Posted tagged ‘tying shoes’

But inside, I’m going, ‘Oh my God, is my zipper up? Do I have a booger in my nose?’ That’s my inner monologue.

April 11, 2014

What a surprise the morning brought: a cloudy, damp, chilly day. (You know of course that was tongue in cheek!)

I was up early to meet friends for breakfast and did one other errand then came home because my back had started to give me trouble. I still have two more errands on my list so I’ll go out this afternoon. This has been a busy week, the busiest in a long while, and I’m even going to the movies tomorrow to see The Grand Budapest Hotel. On Sunday I will rest. I will out sloth the sloths.

My favorite pie of all is lemon meringue. My mother always made it at Thanksgiving, an odd choice among the pumpkin and squash pies, but a popular choice in my family. My second favorite is blueberry. I never mix ice cream and pie or even ice cream and cake. I find the mixture off-putting.

I learned to tie my shoes when I was young. My first ties were loose but I got better and the ties got tighter. My method was simple and I think is the most common: make a loop with one end, wrap the other end around and pull a loop through the “hole” in the middle. I thought everyone tied their shoes in the same way then a friend did the double loop. She made a loop on each end then tied a knot with them. I was surprised. I tried it a few times but went back to the standard way my mother had taught me.

Buttons were easy. Each one had its own buttonhole though sometimes I’d miss a button and put the next button in the wrong hole. I’d end up with an uneven jacket. My solution was to start buttoning from the bottom. 

Zippers were the most difficult of all. Two sides had to be connected exactly the right way, and that was no easy task. My little fingers didn’t work well and one side would zip while the other didn’t because I had missed the connection. Sometimes cloth got caught in the zipper, and that was the worst. I used to zip my jacket before I put it on so I could see what I was doing then I’d slip the jacket over my head and zip it the rest of the way. I don’t know how old I was before I could zip while wearing the jacket. I remember it took a while.

I have only one pair of shoes with laces, sneakers actually. My winter coat, which I seldom wear, has a zipper. My shirts have buttons, but I don’t button them every time. I leave the shirts buttoned up and just slip them over my head.

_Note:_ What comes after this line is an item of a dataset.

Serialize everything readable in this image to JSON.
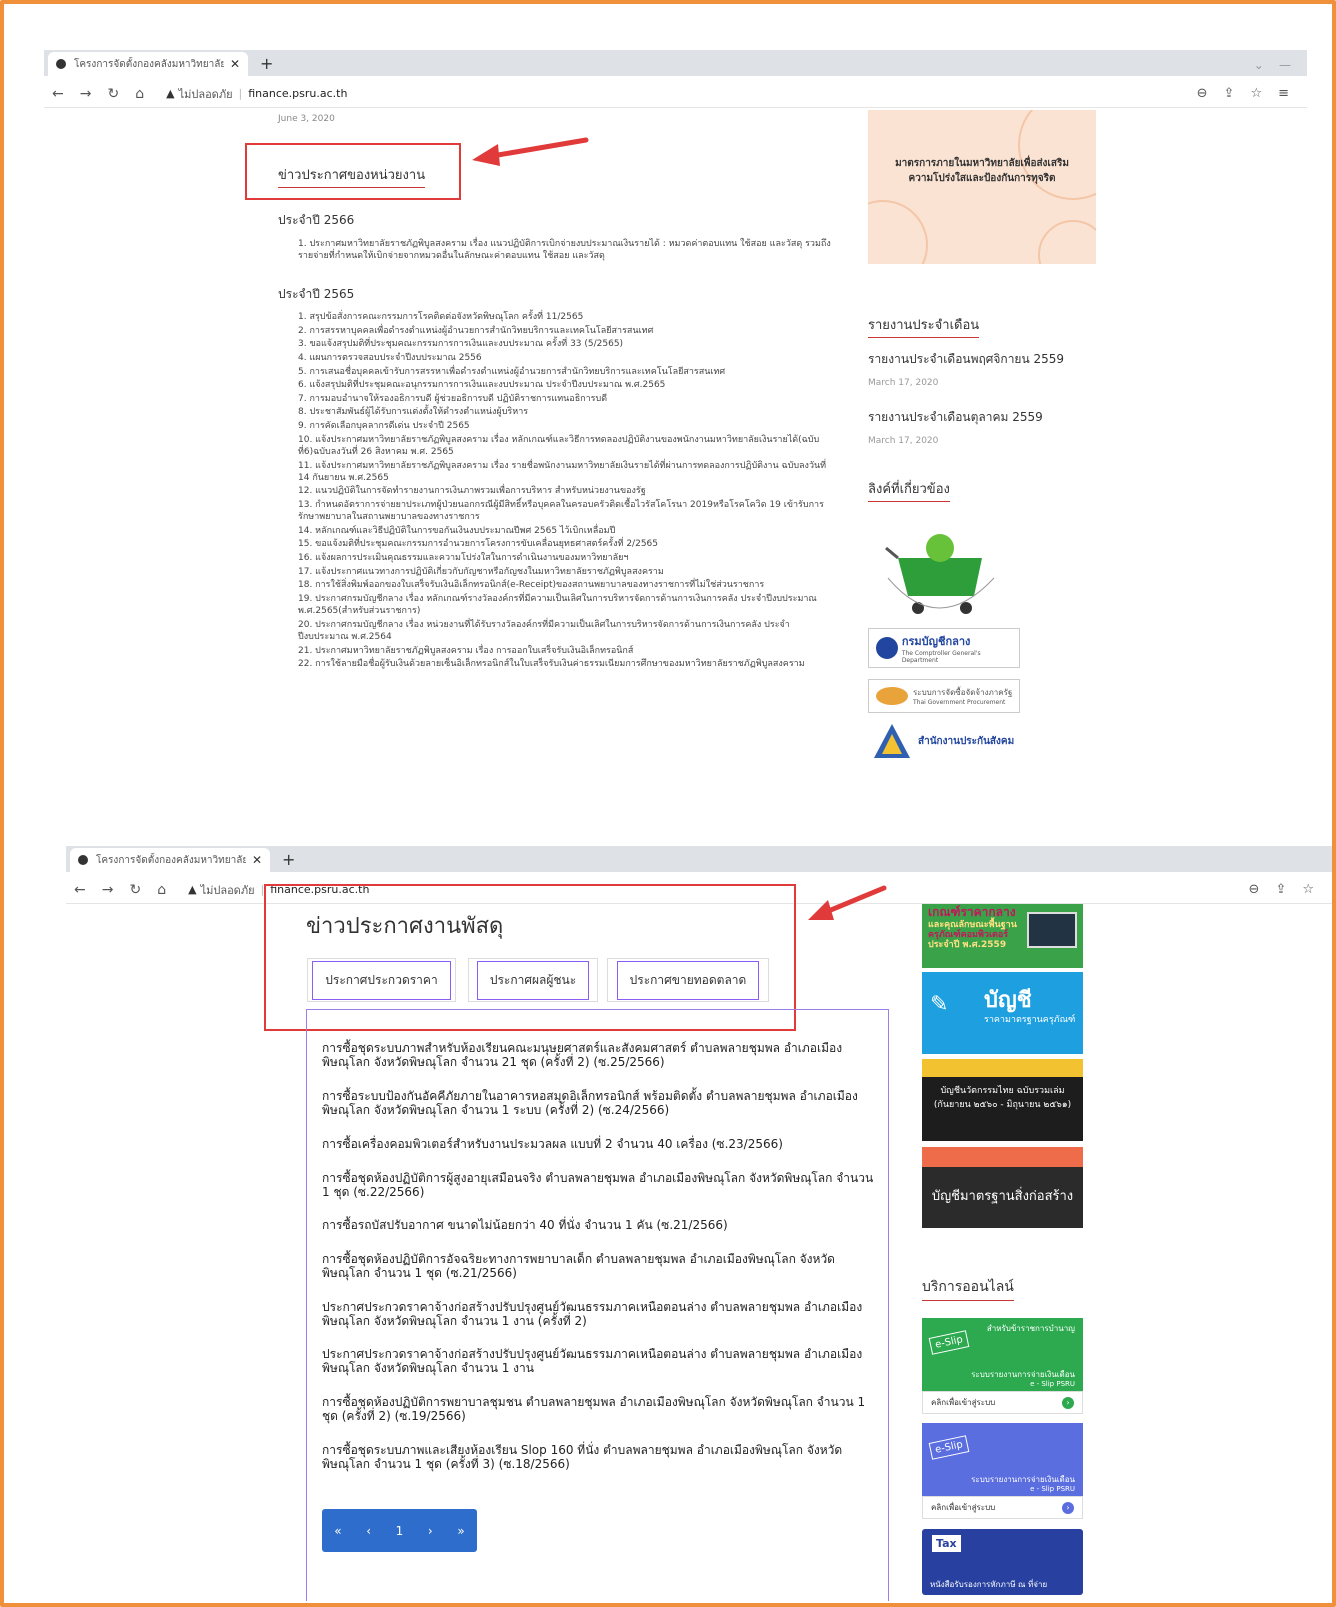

That’s the lazy woman’s way.

“Plunk Your Magic Twanger, Froggy!”

September 11, 2010

It’s that time of year when inside the house stays cooler than outside, when the waning warmth of the morning sun can’t compete with the chill of the evening. Last night I shut the windows. I’m figuring that’s a metaphor.

I have friends coming for dinner tonight, and they are hoping for a movie. I advised sleeping bags, down comforters and dressing in layers. Maybe we’ll watch The Day After Tomorrow. That too could be a metaphor.

I don’t think I ever had a favorite pair of shoes when I was a kid. If I needed a new pair, my mother would drag me to the shoe store where I’d play around while she looked. I’d use the silver sliding sizer to check my foot size, put my foot into the x-ray machine to see my bones and pick shoes off the racks and try them on, size notwithstanding. Meanwhile, my mother would shop. She looked for shoes which fit the family budget and would wear well. Buster Brown shoes were a favorite of hers. They were for me too but only because they were the sponsors of Andy’s Gang, one of my favorites on Saturday Mornings. I remember the commercials where Buster spoke from inside the shoe, “This is my dog Tige, he lives in a shoe, I’m Buster Brown, look for me in there, too.” I was always proud to carry home a box of Buster Brown shoes.

Because all our shoes were tie shoes, learning to tie the laces was a rite of passage and a necessity before starting school. My mother taught me. I still remember her sitting in the chair by the picture window while I knelt on the floor beside the arm of her chair. She took a shoe and slowly, one step at a time, showed me how to tie it. My fingers took a while to work. They fumbled with the loops, and I lost them several times, but my mother was patient. We did it over and over until I finally tied the shoe. The knot was loose, but it is still one of my greatest triumphs.